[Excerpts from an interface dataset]
* * * * * * * * *
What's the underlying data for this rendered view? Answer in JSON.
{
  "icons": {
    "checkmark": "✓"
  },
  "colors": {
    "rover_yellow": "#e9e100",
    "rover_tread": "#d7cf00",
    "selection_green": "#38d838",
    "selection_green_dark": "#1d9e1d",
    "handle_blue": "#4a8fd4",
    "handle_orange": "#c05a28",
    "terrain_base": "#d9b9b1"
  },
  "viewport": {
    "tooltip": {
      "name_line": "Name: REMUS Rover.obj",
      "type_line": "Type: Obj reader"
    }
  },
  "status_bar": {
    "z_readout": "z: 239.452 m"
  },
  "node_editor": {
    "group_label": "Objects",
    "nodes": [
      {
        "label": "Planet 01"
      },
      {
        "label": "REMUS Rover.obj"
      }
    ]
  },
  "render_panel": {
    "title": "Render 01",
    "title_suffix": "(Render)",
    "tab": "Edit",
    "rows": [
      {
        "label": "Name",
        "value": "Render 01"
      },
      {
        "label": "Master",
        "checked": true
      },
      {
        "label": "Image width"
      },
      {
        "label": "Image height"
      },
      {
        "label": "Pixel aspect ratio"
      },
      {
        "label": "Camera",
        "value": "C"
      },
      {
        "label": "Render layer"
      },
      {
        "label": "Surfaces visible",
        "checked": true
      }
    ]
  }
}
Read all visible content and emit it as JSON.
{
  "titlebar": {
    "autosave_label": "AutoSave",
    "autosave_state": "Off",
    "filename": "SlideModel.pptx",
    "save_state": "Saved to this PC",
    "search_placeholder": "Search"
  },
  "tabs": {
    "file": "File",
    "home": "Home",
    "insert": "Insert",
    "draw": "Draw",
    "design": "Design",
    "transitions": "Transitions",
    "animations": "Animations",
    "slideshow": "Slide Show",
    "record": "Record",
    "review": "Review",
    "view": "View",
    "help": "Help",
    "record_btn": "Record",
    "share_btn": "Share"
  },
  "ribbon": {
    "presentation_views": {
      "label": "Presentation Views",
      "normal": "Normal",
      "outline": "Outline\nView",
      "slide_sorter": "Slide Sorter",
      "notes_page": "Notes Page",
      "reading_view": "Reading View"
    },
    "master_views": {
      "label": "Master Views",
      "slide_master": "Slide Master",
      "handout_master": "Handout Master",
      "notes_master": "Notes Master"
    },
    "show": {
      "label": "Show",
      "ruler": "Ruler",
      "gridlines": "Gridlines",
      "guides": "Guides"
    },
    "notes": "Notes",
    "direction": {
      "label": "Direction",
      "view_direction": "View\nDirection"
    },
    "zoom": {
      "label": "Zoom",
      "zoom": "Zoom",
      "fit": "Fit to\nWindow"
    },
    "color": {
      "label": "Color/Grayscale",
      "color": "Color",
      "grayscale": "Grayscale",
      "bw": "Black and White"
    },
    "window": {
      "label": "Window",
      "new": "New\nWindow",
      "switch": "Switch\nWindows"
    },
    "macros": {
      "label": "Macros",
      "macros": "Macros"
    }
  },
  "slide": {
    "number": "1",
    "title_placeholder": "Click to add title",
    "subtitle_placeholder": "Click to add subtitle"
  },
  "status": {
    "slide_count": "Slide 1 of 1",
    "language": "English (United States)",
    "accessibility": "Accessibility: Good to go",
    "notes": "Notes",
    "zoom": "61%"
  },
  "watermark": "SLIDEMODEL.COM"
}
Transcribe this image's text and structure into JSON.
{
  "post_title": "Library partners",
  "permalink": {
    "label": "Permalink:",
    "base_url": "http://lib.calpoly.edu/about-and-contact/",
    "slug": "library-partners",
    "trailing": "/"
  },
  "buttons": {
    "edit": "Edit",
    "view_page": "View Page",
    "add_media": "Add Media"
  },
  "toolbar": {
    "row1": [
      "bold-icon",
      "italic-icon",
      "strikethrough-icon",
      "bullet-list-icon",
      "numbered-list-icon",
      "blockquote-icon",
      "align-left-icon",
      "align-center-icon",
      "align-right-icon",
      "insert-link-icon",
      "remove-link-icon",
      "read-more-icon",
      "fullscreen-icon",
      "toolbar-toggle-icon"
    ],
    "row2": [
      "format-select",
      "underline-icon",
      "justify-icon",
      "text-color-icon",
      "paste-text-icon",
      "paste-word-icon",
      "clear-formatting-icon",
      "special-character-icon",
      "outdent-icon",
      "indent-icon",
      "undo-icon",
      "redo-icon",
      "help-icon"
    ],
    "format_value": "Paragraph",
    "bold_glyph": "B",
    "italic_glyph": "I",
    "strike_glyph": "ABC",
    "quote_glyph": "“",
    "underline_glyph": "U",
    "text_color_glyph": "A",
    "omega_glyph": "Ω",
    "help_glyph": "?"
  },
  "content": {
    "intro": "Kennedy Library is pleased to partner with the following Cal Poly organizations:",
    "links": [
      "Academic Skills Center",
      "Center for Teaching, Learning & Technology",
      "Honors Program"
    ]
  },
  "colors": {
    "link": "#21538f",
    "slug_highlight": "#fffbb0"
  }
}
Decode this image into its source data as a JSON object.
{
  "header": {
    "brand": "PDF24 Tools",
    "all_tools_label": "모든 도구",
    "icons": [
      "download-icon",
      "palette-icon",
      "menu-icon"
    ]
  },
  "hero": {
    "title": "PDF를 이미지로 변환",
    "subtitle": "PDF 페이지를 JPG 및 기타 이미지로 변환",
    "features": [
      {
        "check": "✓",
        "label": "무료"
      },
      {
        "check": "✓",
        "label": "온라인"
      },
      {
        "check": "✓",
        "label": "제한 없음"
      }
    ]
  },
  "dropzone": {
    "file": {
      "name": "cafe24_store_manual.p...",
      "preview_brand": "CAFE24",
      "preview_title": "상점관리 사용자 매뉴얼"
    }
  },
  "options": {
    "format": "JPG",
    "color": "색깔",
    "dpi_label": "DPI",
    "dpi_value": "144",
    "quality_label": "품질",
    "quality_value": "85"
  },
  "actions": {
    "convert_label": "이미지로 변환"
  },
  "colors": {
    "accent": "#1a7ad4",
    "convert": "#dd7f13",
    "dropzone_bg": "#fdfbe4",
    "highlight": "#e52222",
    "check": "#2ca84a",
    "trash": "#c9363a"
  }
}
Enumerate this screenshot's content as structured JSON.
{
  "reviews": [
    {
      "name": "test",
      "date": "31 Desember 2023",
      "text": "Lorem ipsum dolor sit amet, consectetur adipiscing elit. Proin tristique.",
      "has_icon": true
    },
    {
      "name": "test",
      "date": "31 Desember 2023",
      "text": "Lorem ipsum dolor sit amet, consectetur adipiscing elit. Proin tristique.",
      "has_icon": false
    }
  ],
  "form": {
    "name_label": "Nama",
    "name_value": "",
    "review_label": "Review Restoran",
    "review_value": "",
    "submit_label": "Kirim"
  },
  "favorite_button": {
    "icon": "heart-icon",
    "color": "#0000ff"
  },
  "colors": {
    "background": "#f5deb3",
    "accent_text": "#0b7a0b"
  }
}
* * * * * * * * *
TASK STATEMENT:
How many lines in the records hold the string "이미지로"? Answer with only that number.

RESULT:
3